New Study Finds Nutritional Benefit to Eating Organic Food

An analysis of 343 peer-reviewed studies on the nutritional content of organic versus non-organic food concludes that organic produce does indeed contain more nutrients.

What's the Latest?


An analysis of 343 peer-reviewed studies on the nutritional content of organic versus non-organic food concludes that organic produce does indeed contain more nutrients. The meta-study was led by Carlo Leifert, who studies ecological agriculture at Newcastle University, UK, and found that higher levels of "nutritionally desirable" antioxidants are present in organic food. "For example, phenolic acids, flavanones, and flavonols were 19%, 69%, and 50% higher, respectively, in organic produce compared to its conventional counterparts, says the study, which was published today in the British Journal of Nutrition."

What's the Big Idea?

Prior to this study, no significant nutritional benefit had been found between organic and conventionally grown food. "A 2009 review...looked at total of 67 studies on the nutritional content and health effects of organic versus conventional produce. This study found no clear nutritional benefits of organic produce over conventionally grown food. Likewise, a review of 237 studies published the Annals of Internal Medicine in 2012 also found no significant differences." Authors of the most recent analysis argue that those papers were too selective in the kinds of studies they were willing to review. 

Read more at Nature

Photo credit: Shutterstock

'Upstreamism': Your zip code affects your health as much as genetics

Upstreamism advocate Rishi Manchanda calls us to understand health not as a "personal responsibility" but a "common good."

Sponsored by Northwell Health
  • Upstreamism tasks health care professionals to combat unhealthy social and cultural influences that exist outside — or upstream — of medical facilities.
  • Patients from low-income neighborhoods are most at risk of negative health impacts.
  • Thankfully, health care professionals are not alone. Upstreamism is increasingly part of our cultural consciousness.
Keep reading Show less

Meet the Bajau sea nomads — they can reportedly hold their breath for 13 minutes

The Bajau people's nomadic lifestyle has given them remarkable adaptions, enabling them to stay underwater for unbelievable periods of time. Their lifestyle, however, is quickly disappearing.

Wikimedia Commons
Culture & Religion
  • The Bajau people travel in small flotillas throughout the Phillipines, Malaysia, and Indonesia, hunting fish underwater for food.
  • Over the years, practicing this lifestyle has given the Bajau unique adaptations to swimming underwater.

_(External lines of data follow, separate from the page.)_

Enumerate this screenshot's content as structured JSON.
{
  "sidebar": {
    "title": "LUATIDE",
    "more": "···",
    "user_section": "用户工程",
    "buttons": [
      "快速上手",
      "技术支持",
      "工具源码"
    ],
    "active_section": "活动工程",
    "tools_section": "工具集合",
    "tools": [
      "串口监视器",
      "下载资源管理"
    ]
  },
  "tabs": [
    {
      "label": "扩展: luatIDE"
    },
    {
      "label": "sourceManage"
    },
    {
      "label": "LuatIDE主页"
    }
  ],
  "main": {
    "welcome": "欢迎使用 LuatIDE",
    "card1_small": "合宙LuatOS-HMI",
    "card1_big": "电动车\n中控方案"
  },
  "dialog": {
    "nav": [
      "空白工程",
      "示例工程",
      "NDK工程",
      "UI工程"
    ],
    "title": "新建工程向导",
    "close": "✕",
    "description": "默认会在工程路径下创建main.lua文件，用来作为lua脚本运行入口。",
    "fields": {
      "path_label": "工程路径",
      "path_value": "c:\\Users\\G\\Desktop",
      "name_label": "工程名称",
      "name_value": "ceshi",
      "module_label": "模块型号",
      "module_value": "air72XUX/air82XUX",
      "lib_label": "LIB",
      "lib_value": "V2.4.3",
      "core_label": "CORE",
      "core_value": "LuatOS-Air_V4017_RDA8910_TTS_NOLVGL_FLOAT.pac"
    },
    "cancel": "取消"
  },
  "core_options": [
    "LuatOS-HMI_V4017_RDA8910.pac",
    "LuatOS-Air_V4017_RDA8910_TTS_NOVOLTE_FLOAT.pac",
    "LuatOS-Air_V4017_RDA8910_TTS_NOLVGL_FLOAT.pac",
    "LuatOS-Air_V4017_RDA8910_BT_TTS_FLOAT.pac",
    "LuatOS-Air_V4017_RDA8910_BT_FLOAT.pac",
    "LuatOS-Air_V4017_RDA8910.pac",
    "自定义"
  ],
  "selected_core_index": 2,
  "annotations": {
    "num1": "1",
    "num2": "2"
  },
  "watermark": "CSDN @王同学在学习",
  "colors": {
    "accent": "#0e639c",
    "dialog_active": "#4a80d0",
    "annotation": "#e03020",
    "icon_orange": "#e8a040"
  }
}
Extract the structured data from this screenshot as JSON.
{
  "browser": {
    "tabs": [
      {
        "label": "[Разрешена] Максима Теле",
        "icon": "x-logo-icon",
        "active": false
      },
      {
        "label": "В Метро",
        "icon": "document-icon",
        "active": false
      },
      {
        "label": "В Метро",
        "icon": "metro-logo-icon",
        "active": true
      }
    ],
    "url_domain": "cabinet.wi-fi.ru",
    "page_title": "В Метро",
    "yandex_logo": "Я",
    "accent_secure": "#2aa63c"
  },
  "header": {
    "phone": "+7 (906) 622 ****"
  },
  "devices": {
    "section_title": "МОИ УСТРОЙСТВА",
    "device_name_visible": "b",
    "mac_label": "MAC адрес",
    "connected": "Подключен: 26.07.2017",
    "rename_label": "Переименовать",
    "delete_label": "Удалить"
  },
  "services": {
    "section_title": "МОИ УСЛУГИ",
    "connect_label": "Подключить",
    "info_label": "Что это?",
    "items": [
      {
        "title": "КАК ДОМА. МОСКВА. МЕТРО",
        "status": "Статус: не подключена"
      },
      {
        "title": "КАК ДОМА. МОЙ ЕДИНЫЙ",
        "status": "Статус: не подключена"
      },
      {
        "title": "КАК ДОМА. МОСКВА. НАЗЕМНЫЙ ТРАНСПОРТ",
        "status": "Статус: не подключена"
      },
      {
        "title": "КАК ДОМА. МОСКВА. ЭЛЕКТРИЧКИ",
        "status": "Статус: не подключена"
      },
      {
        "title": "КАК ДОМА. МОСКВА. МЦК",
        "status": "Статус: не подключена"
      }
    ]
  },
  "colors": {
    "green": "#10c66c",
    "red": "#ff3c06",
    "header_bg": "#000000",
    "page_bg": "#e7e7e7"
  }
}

Many find it straightforward to dive up to 13 minutes 200 feet below the surface of the ocean.
  • Unfortunately, many disparate factors are erasing the traditional Bajau way of life.
Keep reading Show less

Life is hard: Jordan Peterson and the nature of suffering

The Canadian professor's old-school message is why many started listening to him.

Jordan Peterson addresses students at The Cambridge Union on November 02, 2018 in Cambridge, Cambridgeshire. (Photo by Chris Williamson/Getty Images)
Personal Growth
  • The simplicity of Peterson's message on suffering echoes Buddha and Rabbi Hillel.
  • By bearing your suffering, you learn how to become a better person.
  • Our suffering is often the result of our own actions, so learn to pinpoint the reasons behind it.
Keep reading Show less

Scientists create a "lifelike" material that has metabolism and can self-reproduce

An innovation may lead to lifelike evolving machines.

Shogo Hamada/Cornell University
Surprising Science
  • Scientists at Cornell University devise a material with 3 key traits of life.
  • The goal for the researchers is not to create life but lifelike machines.
  • The researchers were able to program metabolism into the material's DNA.
Keep reading Show less